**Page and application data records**
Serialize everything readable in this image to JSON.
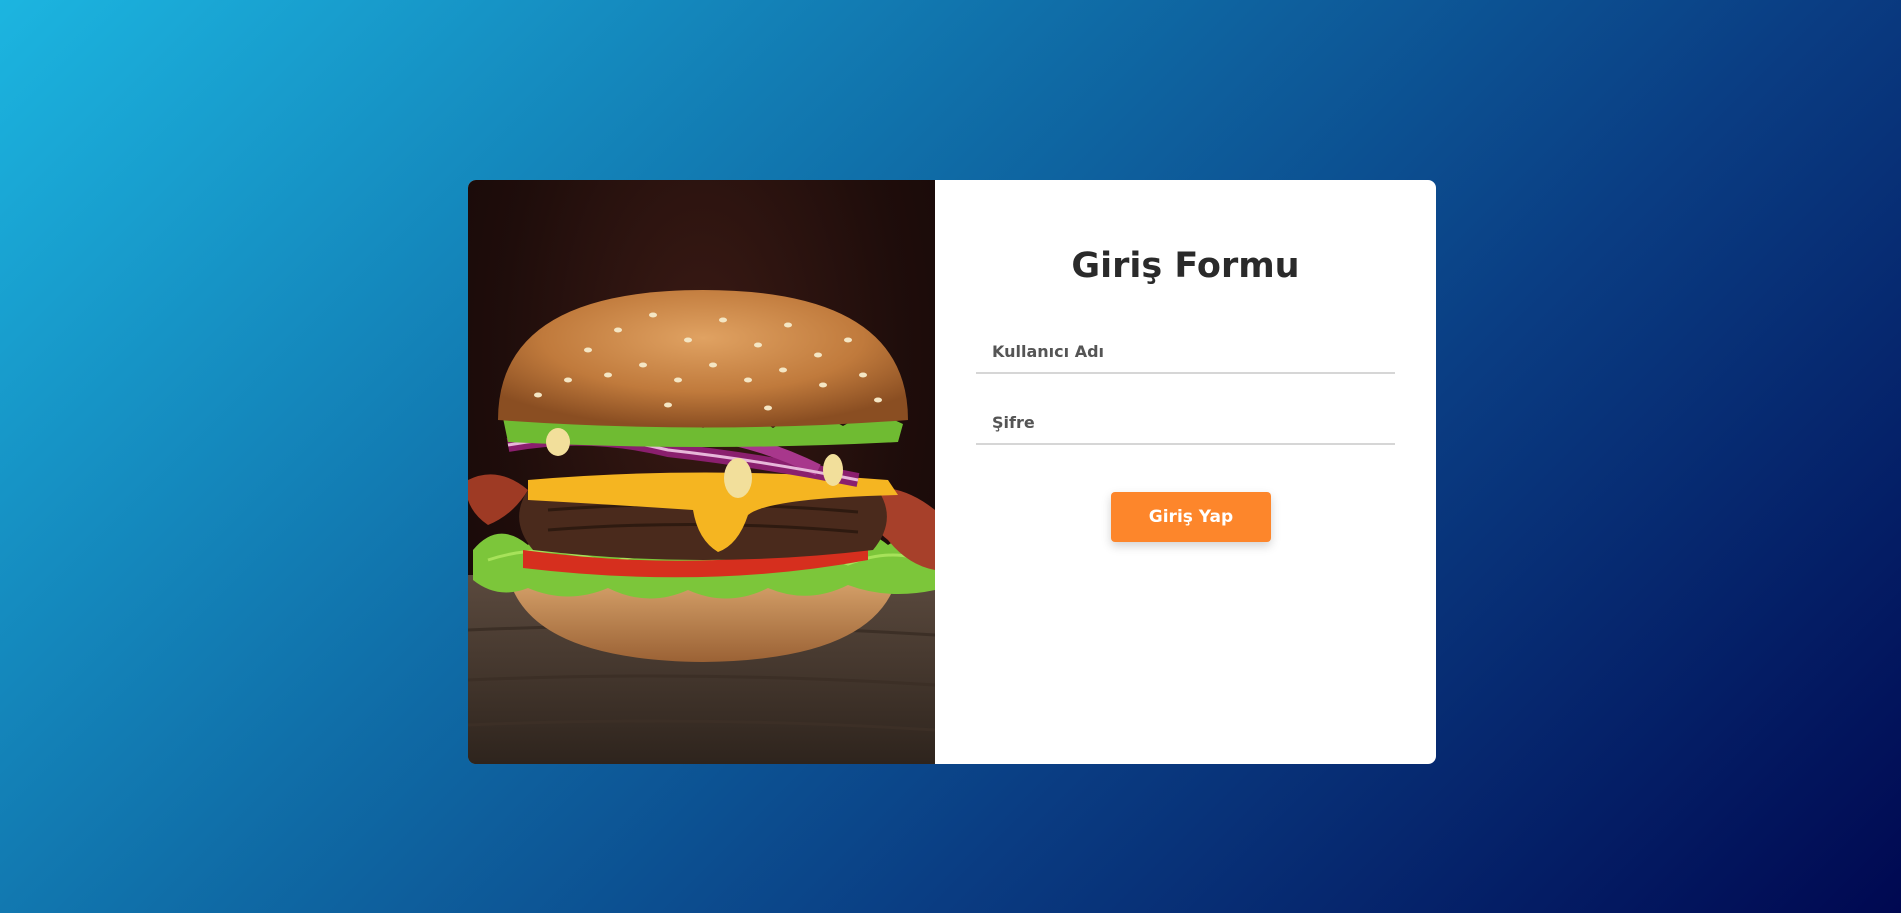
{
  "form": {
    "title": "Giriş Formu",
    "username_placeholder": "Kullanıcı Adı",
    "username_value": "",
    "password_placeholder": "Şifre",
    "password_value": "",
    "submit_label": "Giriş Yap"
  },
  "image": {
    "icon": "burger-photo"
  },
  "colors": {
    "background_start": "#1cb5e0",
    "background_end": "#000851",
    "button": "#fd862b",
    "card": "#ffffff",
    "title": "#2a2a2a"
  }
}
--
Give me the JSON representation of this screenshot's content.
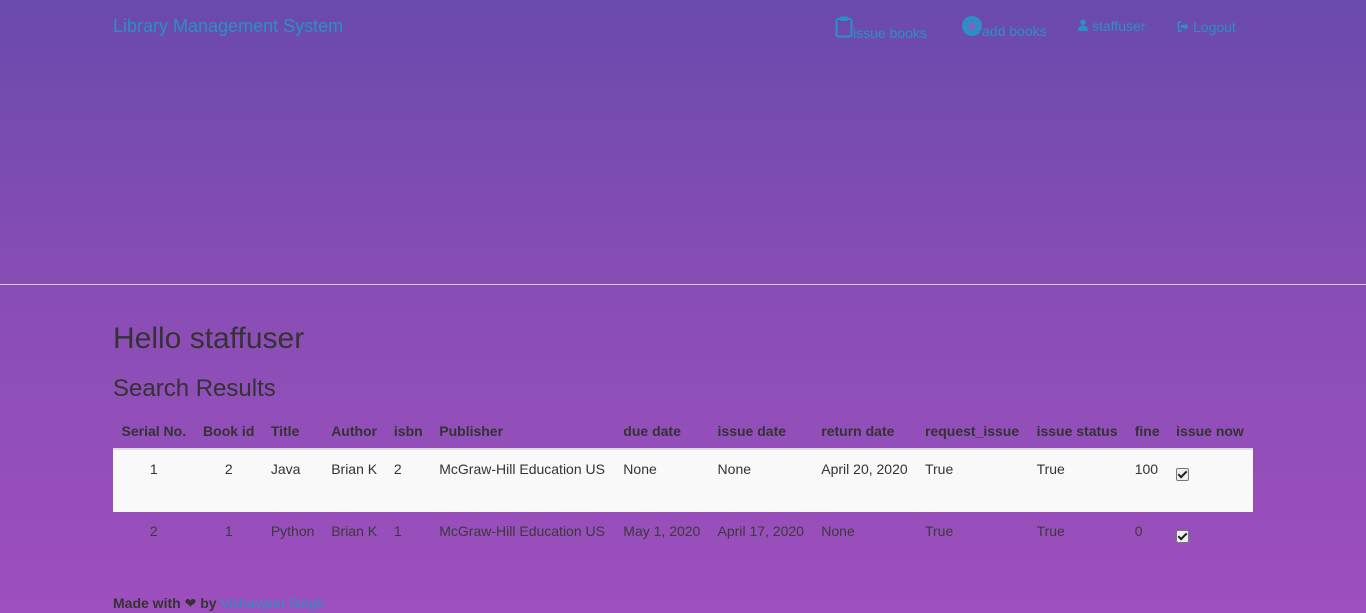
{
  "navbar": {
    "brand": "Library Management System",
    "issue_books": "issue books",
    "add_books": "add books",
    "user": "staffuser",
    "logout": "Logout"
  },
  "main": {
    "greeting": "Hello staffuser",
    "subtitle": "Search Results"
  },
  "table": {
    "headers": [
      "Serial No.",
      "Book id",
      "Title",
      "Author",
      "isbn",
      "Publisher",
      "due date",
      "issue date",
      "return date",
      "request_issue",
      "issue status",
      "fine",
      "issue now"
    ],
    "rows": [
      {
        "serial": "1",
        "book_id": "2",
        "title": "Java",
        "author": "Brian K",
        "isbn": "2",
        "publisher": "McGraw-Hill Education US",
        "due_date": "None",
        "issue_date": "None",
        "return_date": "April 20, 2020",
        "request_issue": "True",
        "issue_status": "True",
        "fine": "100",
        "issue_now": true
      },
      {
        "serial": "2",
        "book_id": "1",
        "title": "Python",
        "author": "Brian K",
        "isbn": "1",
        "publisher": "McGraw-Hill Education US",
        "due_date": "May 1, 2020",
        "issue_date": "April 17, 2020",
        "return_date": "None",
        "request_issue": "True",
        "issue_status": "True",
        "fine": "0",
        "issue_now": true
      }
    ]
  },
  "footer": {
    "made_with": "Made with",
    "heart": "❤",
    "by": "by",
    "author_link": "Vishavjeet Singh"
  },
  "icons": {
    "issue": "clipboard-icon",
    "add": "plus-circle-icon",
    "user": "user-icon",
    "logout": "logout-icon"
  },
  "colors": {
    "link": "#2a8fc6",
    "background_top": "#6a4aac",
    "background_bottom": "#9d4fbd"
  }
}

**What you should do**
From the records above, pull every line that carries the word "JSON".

**Your solution**
Serialize everything readable in this image to JSON.
Give me the JSON representation of this screenshot's content.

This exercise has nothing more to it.